ALBANY Local governments in New York State face an unprecedented increase in pension costs that will force them to triple their contributions to the state pension system over the next six years, according to an analysis prepared by the comptroller’s office.
By 2015, pension costs borne by local governments upstate, on Long Island and in New York City’s suburbs will exceed $8 billion a year, compared with $2.6 billion last year, under the analysis, which was circulated to legislative and county leaders and obtained by The New York Times this month.
The analysis predicts that counties will have to contribute an amount equal to nearly one-third of their civilian payrolls to the state pension system and more than 40 percent of their payrolls for police and fire departments.
County leaders fear that the soaring contributions will put heavy pressure on their budgets as they struggle to keep up with retirement promises made in times of prosperity.
And there is no clear strategy to mitigate the damage, as Gov. David A. Paterson and Comptroller Thomas P. DiNapoli have clashed over plans to provide even modest pension relief.
“It’s alarming, eye-popping and unthinkable,” said Stephen J. Acquario, executive director of the New York State Association of Counties. “To manage that liability in the face of this deep decline in government revenues is going to be a challenge,” he said. “Where is this money going to come from?”

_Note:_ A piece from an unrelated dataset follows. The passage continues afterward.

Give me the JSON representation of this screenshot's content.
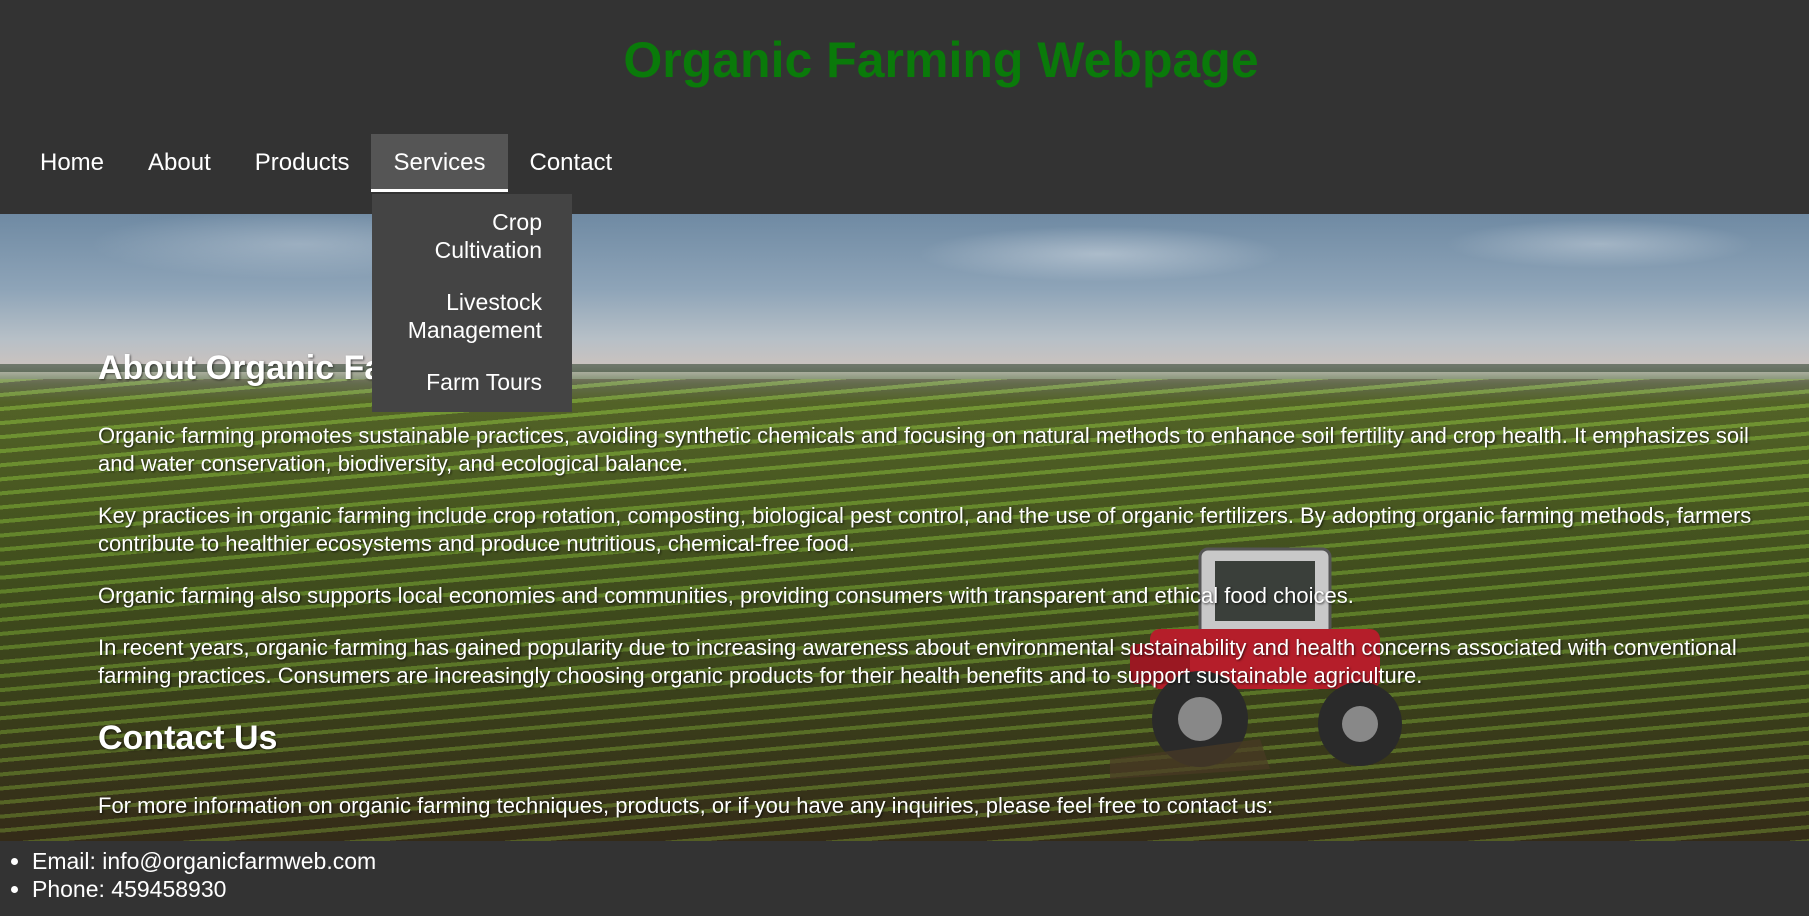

A less sharp rate of increase has been forecast for New York City, which has its own pension system, but only because it is more poorly funded than the state pension fund and already requires steeper contributions. Still, Mayor Michael R. Bloomberg suggested in January that the city could face a 50 percent increase in contributions over the next six years, potentially rising to about $9 billion from $6 billion.
Much depends, of course, on how the financial markets perform: The state’s pension fund was $109.9 billion at the end of March and $153.9 billion a year earlier. It lost $44 billion in the fiscal year that ended on March 31. The loss represents 26.3 percent when considering the sharp downturn in the stock market, but does not reflect the contributions and payouts into and out of the pension system last year.
Mr. DiNapoli’s office cautioned that the figures it circulated represented only one possible chain of events, and depend in part on a healthy stock market recovery in the first half of the next decade.
The analysis envisions a market rebound similar to the one after the crash of 1987, with a return of 1.5 percent in the current fiscal year, annual returns in excess of 13 percent in the next two years and more than 10 percent in the succeeding three years.
According to the analysis, pension contribution rates for civilian employees in local governments will soar to 30.3 percent by 2015, from 7.4 percent of payroll this year. Contributions to police and fire department retirement plans are expected to increase to 41.1 percent in 2015 from 15.1 percent this year.
“It is staggering,” said Peter Baynes, executive director of the New York Conference of Mayors. “The only way they’re going to deal with it is through property taxes and reductions in the work force.”
If there is any silver lining, the trends appear to have somewhat curbed Albany’s appetite for extending pension enhancements to public employees to placate labor unions, which wield enormous clout and lobbying dollars in the capital.
“I’m alarmed,” said Assemblyman Peter J. Abbate Jr., a Brooklyn Democrat and the chairman of the Assembly’s Labor Committee, who is one of the capital’s more reliable union allies.
“Bluntly,” he said, “I’ve spoken to a lot of the union leaders and their lobbyists and said I don’t want to see bills that will cost the counties and the state millions of dollars.”
The governor and Mr. DiNapoli have wrestled over strategies to address the pension burdens. Mr. DiNapoli has proposed allowing local governments to amortize their payments: They would essentially borrow from the state to ease their payments now, and make interest payments later.
Mr. DiNapoli said his plan would “clearly mitigate the impact of rising rates on the state, local governments and taxpayers.”
But the governor, as well as local officials, have criticized it. Mr. Paterson said in May that increased pension contributions would have “a devastating impact on already overburdened local property tax payers,” adding, “the comptroller’s proposal does nothing to mitigate these additional burdens.”
Mr. Acquario agreed, saying the idea of borrowing from the state was “like buying groceries on a credit card.”
The governor has proposed limiting the pensions offered to new state workers, an idea embraced by many fiscal watchdogs. But he was working on revisions to the bill and failed to present it to the Assembly before the end of its legislative session last month, which halted action on the measure.
Pension woes are only one financial burden facing New York. This year, the governor and state lawmakers relied on federal stimulus payments and a two-year tax increase on the wealthy to balance the budget in the short term, but left large deficits in the succeeding years. Wall Street, the state’s main financial engine, has been severely weakened, and tax revenues across the board have fallen sharply and even more steeply than anticipated. Then there is the stalemate in the State Senate, which has paralyzed capital business.
For all states, sustaining traditional pensions could be difficult. “We’ve promised more than we can deliver,” said Zvi Bodie, a pension expert and a professor of finance at the Boston University School of Management. “Going forward, we’re going to have to promise less.”